People remember her acts and her sayings which are still being repeated by people the world over. Sayings such as, If you judge people, you have no time to love them or There are no great things, only small things with great love have been used as timeless axioms that countless people have lived by.
But besides having a selfless life supporting the poor and the lepers, few know that through her canonization, Mother Teresa has joined a mystical league of individuals whose figures hold sway over the faithful. Ironically, she has been attributed a miracle that now links Mother Teresa to the terror group ISIS.
Mother Teresa is only one out of hundreds from Eastern Europe that was canonized. She joins the ranks of Saint Nicholas, a fourth century bishop of Myra (in modern Turkey), who was known for leaving secret gifts and was credited for resurrecting three children that were killed by a butcher who had intended to eat them. Saint Nicholas eventually became the popular Yuletide figure, Santa Claus.
Just like St. Nicholas, the Roman Catholic Church has attributed to Mother Teresa at least two miracles after her death. One is the disappearance of a stomach tumor after nuns placed a pin touched by Mother Teresa on the Indian woman’s belly. The second involved a schoolgirl in France who had a vision and claimed in that vision Mother Teresa appeared to her, telling her of the rise of the Islamic State terror group.
Even Mother Teresa’s legacy was tarnished by ISIS. In early March of this year, a retirement home in Yemen, started a year after Mother Teresa’s death and run by the Missionaries of Charity came under attack by the Islamic State group, killing 4 nuns and 12 employees who were shot in the head.

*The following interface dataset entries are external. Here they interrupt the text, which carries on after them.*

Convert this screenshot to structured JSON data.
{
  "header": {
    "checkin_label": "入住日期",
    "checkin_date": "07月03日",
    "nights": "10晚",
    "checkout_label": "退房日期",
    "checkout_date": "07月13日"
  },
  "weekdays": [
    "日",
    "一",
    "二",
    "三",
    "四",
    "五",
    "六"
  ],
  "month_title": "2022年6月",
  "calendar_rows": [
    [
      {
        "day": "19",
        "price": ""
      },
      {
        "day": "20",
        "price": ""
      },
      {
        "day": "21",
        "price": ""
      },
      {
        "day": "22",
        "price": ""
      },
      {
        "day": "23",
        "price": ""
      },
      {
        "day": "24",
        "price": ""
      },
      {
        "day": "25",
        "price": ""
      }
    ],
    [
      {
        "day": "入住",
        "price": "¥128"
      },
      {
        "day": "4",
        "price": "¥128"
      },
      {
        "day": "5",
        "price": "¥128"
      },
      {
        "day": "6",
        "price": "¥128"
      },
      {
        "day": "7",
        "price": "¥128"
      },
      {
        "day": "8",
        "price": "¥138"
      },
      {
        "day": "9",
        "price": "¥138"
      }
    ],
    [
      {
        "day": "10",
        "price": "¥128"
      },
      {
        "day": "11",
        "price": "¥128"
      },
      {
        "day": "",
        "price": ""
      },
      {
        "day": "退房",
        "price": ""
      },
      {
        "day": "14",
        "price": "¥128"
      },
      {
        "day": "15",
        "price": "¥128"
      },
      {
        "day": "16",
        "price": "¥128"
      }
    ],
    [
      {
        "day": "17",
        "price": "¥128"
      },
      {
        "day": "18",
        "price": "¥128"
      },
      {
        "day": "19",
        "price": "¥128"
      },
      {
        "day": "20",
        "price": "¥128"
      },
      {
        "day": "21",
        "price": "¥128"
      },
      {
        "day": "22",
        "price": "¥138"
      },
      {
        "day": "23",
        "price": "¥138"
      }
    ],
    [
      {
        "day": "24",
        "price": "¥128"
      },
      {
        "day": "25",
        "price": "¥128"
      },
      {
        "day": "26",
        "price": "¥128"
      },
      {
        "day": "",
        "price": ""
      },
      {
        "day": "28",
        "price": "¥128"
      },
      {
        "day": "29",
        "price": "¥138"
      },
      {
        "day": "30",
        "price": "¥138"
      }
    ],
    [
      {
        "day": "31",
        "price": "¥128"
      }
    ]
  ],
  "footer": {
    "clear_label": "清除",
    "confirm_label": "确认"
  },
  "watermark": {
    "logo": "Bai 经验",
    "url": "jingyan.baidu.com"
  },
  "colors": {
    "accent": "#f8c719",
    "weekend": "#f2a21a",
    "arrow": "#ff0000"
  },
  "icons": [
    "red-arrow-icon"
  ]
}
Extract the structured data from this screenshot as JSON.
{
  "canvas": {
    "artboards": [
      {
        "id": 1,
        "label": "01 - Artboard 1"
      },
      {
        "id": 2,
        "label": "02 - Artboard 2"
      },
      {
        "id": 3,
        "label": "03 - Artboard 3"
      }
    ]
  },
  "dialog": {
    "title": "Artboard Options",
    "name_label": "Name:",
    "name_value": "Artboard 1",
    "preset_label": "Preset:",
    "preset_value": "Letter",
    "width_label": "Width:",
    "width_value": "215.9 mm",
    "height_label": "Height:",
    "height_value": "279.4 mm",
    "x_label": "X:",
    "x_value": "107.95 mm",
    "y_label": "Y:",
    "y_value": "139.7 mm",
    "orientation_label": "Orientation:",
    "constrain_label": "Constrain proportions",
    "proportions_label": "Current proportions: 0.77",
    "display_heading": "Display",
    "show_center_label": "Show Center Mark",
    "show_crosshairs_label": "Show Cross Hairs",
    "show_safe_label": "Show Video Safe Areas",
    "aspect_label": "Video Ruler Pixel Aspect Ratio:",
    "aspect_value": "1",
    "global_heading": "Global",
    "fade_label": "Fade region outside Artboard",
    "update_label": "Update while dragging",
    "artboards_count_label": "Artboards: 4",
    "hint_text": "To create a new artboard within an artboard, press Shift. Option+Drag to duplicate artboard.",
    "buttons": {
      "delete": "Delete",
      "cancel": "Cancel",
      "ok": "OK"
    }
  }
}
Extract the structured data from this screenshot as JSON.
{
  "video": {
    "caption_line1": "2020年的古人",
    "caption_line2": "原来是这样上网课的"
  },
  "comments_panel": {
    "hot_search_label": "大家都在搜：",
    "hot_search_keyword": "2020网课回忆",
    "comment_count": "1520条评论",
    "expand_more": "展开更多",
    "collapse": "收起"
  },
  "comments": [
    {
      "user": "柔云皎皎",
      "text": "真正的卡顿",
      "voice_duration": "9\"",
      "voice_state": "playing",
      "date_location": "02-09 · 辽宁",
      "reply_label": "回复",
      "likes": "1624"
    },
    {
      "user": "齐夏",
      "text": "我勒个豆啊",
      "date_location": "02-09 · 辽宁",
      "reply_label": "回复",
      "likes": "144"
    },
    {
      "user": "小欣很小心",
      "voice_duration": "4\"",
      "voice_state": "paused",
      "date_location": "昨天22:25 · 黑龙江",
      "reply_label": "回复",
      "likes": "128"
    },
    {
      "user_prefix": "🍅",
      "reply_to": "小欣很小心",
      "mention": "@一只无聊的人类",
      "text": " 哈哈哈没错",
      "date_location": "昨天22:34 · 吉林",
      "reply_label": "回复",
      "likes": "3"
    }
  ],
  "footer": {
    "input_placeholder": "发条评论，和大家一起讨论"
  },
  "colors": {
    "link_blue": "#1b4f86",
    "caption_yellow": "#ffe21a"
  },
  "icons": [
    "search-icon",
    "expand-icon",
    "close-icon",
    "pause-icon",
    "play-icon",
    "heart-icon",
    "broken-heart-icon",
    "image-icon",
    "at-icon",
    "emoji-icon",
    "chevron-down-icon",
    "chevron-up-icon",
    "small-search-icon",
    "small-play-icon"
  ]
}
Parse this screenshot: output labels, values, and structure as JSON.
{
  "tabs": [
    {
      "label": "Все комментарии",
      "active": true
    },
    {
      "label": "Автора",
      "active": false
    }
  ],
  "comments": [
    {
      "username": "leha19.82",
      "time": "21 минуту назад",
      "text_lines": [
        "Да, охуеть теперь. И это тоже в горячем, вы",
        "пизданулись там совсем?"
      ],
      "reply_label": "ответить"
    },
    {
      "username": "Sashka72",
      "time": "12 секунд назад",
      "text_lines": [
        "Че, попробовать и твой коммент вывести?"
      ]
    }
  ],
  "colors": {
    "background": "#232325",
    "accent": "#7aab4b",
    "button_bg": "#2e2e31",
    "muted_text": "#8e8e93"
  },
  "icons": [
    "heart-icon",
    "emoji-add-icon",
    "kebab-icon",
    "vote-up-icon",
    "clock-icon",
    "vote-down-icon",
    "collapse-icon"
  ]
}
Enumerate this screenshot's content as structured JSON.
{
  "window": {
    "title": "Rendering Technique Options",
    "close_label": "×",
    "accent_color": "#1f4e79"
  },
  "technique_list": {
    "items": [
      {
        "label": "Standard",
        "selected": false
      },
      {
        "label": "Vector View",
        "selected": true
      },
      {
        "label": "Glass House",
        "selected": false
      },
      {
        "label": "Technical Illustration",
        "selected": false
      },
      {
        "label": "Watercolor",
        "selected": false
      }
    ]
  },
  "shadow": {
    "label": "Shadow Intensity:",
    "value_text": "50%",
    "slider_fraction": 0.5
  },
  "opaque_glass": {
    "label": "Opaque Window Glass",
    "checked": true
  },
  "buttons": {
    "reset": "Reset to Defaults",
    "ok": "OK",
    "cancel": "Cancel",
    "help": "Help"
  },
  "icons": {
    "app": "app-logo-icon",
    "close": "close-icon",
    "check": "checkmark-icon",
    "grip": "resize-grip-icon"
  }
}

Whether the miracles attributed to her are believed or not, one thing is certain, and that is Mother Teresa remains as a national hero today, almost 20 years after her death in 1997. It is regretful that Mother Teresa’s warnings about ISIS were not heeded before it was too late. Could things have turned out differently for war torn Syria and Iraq had things been otherwise?